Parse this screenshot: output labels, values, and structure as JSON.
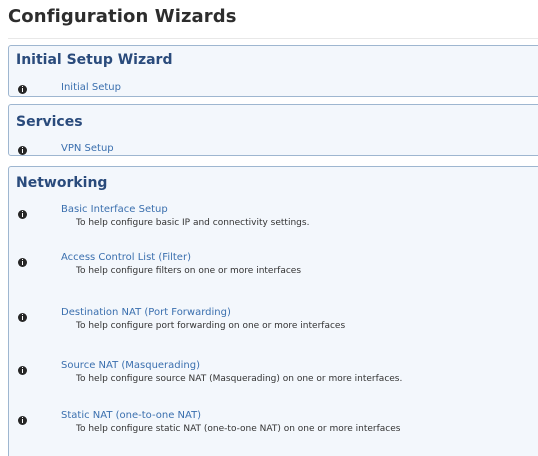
{
  "page": {
    "title": "Configuration Wizards"
  },
  "sections": [
    {
      "header": "Initial Setup Wizard",
      "items": [
        {
          "label": "Initial Setup",
          "description": "",
          "icon": "info-icon"
        }
      ]
    },
    {
      "header": "Services",
      "items": [
        {
          "label": "VPN Setup",
          "description": "",
          "icon": "info-icon"
        }
      ]
    },
    {
      "header": "Networking",
      "items": [
        {
          "label": "Basic Interface Setup",
          "description": "To help configure basic IP and connectivity settings.",
          "icon": "info-icon"
        },
        {
          "label": "Access Control List (Filter)",
          "description": "To help configure filters on one or more interfaces",
          "icon": "info-icon"
        },
        {
          "label": "Destination NAT (Port Forwarding)",
          "description": "To help configure port forwarding on one or more interfaces",
          "icon": "info-icon"
        },
        {
          "label": "Source NAT (Masquerading)",
          "description": "To help configure source NAT (Masquerading) on one or more interfaces.",
          "icon": "info-icon"
        },
        {
          "label": "Static NAT (one-to-one NAT)",
          "description": "To help configure static NAT (one-to-one NAT) on one or more interfaces",
          "icon": "info-icon"
        }
      ]
    }
  ],
  "colors": {
    "panel_background": "#f3f7fc",
    "panel_border": "#9eb6d0",
    "header_text": "#2a4b7c",
    "link_text": "#3a6fae",
    "icon": "#262626"
  }
}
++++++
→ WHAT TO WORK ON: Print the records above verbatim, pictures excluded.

→ ANSWER AREA:
Parse this screenshot: output labels, values, and structure as JSON.
{
  "page": {
    "title": "Configuration Wizards"
  },
  "sections": [
    {
      "header": "Initial Setup Wizard",
      "items": [
        {
          "label": "Initial Setup",
          "description": "",
          "icon": "info-icon"
        }
      ]
    },
    {
      "header": "Services",
      "items": [
        {
          "label": "VPN Setup",
          "description": "",
          "icon": "info-icon"
        }
      ]
    },
    {
      "header": "Networking",
      "items": [
        {
          "label": "Basic Interface Setup",
          "description": "To help configure basic IP and connectivity settings.",
          "icon": "info-icon"
        },
        {
          "label": "Access Control List (Filter)",
          "description": "To help configure filters on one or more interfaces",
          "icon": "info-icon"
        },
        {
          "label": "Destination NAT (Port Forwarding)",
          "description": "To help configure port forwarding on one or more interfaces",
          "icon": "info-icon"
        },
        {
          "label": "Source NAT (Masquerading)",
          "description": "To help configure source NAT (Masquerading) on one or more interfaces.",
          "icon": "info-icon"
        },
        {
          "label": "Static NAT (one-to-one NAT)",
          "description": "To help configure static NAT (one-to-one NAT) on one or more interfaces",
          "icon": "info-icon"
        }
      ]
    }
  ],
  "colors": {
    "panel_background": "#f3f7fc",
    "panel_border": "#9eb6d0",
    "header_text": "#2a4b7c",
    "link_text": "#3a6fae",
    "icon": "#262626"
  }
}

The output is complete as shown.